* _WORK ITEM_
The pictures do not belong in the copy. Restate all of the records word for word.

(Stored items)
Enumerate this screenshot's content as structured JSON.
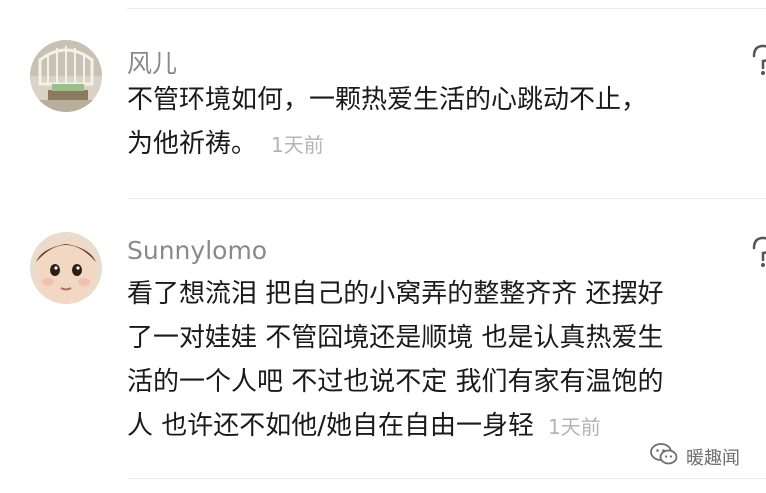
{
  "comments": [
    {
      "username": "风儿",
      "lines": [
        "不管环境如何，一颗热爱生活的心跳动不止，",
        "为他祈祷。"
      ],
      "time": "1天前"
    },
    {
      "username": "Sunnylomo",
      "lines": [
        "看了想流泪 把自己的小窝弄的整整齐齐 还摆好",
        "了一对娃娃 不管囧境还是顺境 也是认真热爱生",
        "活的一个人吧 不过也说不定 我们有家有温饱的",
        "人 也许还不如他/她自在自由一身轻"
      ],
      "time": "1天前"
    }
  ],
  "watermark": {
    "text": "暖趣闻",
    "icon": "wechat-icon"
  },
  "icons": {
    "like": "like-icon"
  }
}
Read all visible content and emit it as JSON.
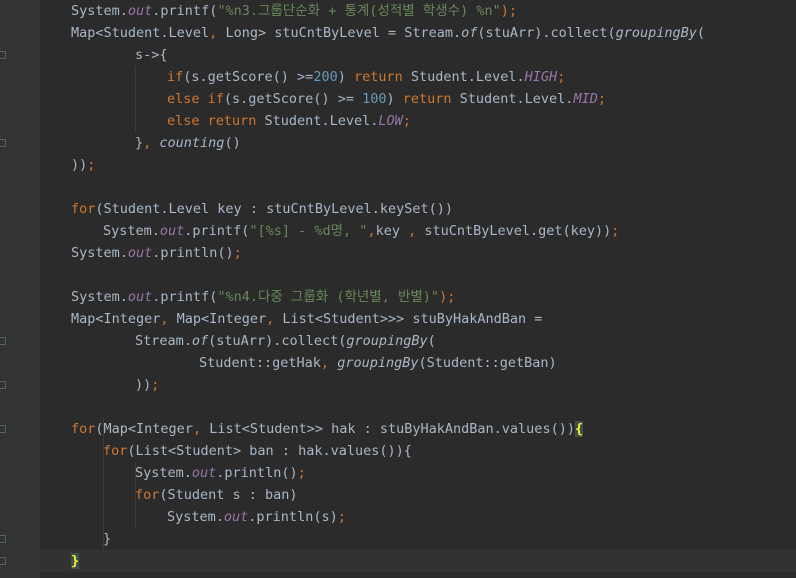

* _SOLUTION FOR THIS PROBLEM_
Enumerate this screenshot's content as structured JSON.
{
  "comments": [
    {
      "username": "风儿",
      "lines": [
        "不管环境如何，一颗热爱生活的心跳动不止，",
        "为他祈祷。"
      ],
      "time": "1天前"
    },
    {
      "username": "Sunnylomo",
      "lines": [
        "看了想流泪 把自己的小窝弄的整整齐齐 还摆好",
        "了一对娃娃 不管囧境还是顺境 也是认真热爱生",
        "活的一个人吧 不过也说不定 我们有家有温饱的",
        "人 也许还不如他/她自在自由一身轻"
      ],
      "time": "1天前"
    }
  ],
  "watermark": {
    "text": "暖趣闻",
    "icon": "wechat-icon"
  },
  "icons": {
    "like": "like-icon"
  }
}
Read all visible content and emit it as JSON.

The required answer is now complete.